▸ EXERCISE: Where a line below includes the word "odstext", copy that line.

┌──

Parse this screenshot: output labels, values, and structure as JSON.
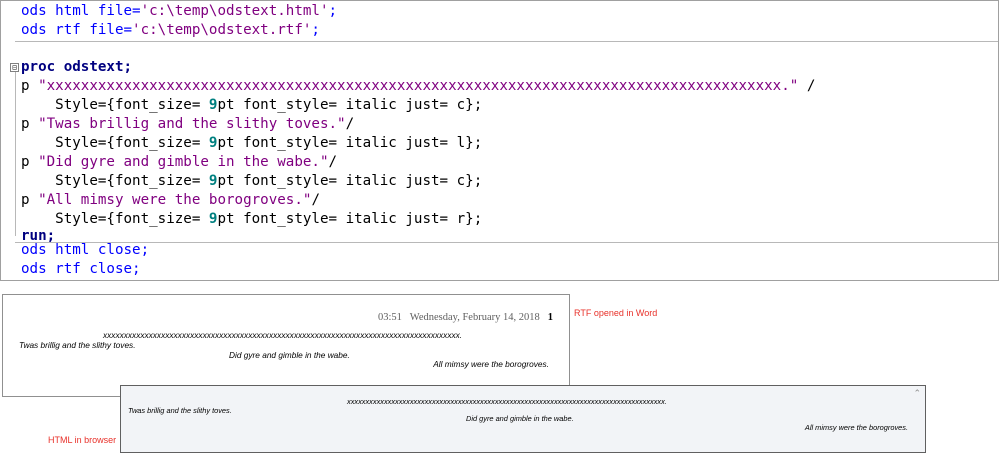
{
  "editor": {
    "line1": {
      "kw": "ods html file=",
      "str": "'c:\\temp\\odstext.html'",
      "end": ";"
    },
    "line2": {
      "kw": "ods rtf file=",
      "str": "'c:\\temp\\odstext.rtf'",
      "end": ";"
    },
    "fold_glyph": "⊟",
    "proc_line": "proc odstext;",
    "p_prefix": "p ",
    "p1_str": "\"xxxxxxxxxxxxxxxxxxxxxxxxxxxxxxxxxxxxxxxxxxxxxxxxxxxxxxxxxxxxxxxxxxxxxxxxxxxxxxxxxxxxxx.\"",
    "p1_tail": " /",
    "p2_str": "\"Twas brillig and the slithy toves.\"",
    "p3_str": "\"Did gyre and gimble in the wabe.\"",
    "p4_str": "\"All mimsy were the borogroves.\"",
    "slash": "/",
    "style_a": "    Style={font_size= ",
    "style_num": "9",
    "style_b": "pt font_style= italic just= ",
    "just1": "c};",
    "just2": "l};",
    "just3": "c};",
    "just4": "r};",
    "run_line": "run;",
    "close1": "ods html close;",
    "close2": "ods rtf close;"
  },
  "rtf": {
    "caption": "RTF opened in Word",
    "header_time": "03:51",
    "header_date": "Wednesday, February 14, 2018",
    "header_page": "1",
    "xline": "xxxxxxxxxxxxxxxxxxxxxxxxxxxxxxxxxxxxxxxxxxxxxxxxxxxxxxxxxxxxxxxxxxxxxxxxxxxxxxxxxxxxxx.",
    "line1": "Twas brillig and the slithy toves.",
    "line2": "Did gyre and gimble in the wabe.",
    "line3": "All mimsy were the borogroves."
  },
  "browser": {
    "caption": "HTML in browser",
    "scroll_glyph": "⌃",
    "xline": "xxxxxxxxxxxxxxxxxxxxxxxxxxxxxxxxxxxxxxxxxxxxxxxxxxxxxxxxxxxxxxxxxxxxxxxxxxxxxxxxxxxxxx.",
    "line1": "Twas brillig and the slithy toves.",
    "line2": "Did gyre and gimble in the wabe.",
    "line3": "All mimsy were the borogroves."
  },
  "colors": {
    "ods_keyword": "#0000ff",
    "string": "#800080",
    "proc_keyword": "#000080",
    "number": "#008080",
    "caption": "#e8312a"
  }
}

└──

▸ RESULT FOR THIS EXERCISE:
      "str": "'c:\\temp\\odstext.html'",
      "str": "'c:\\temp\\odstext.rtf'",
    "proc_line": "proc odstext;",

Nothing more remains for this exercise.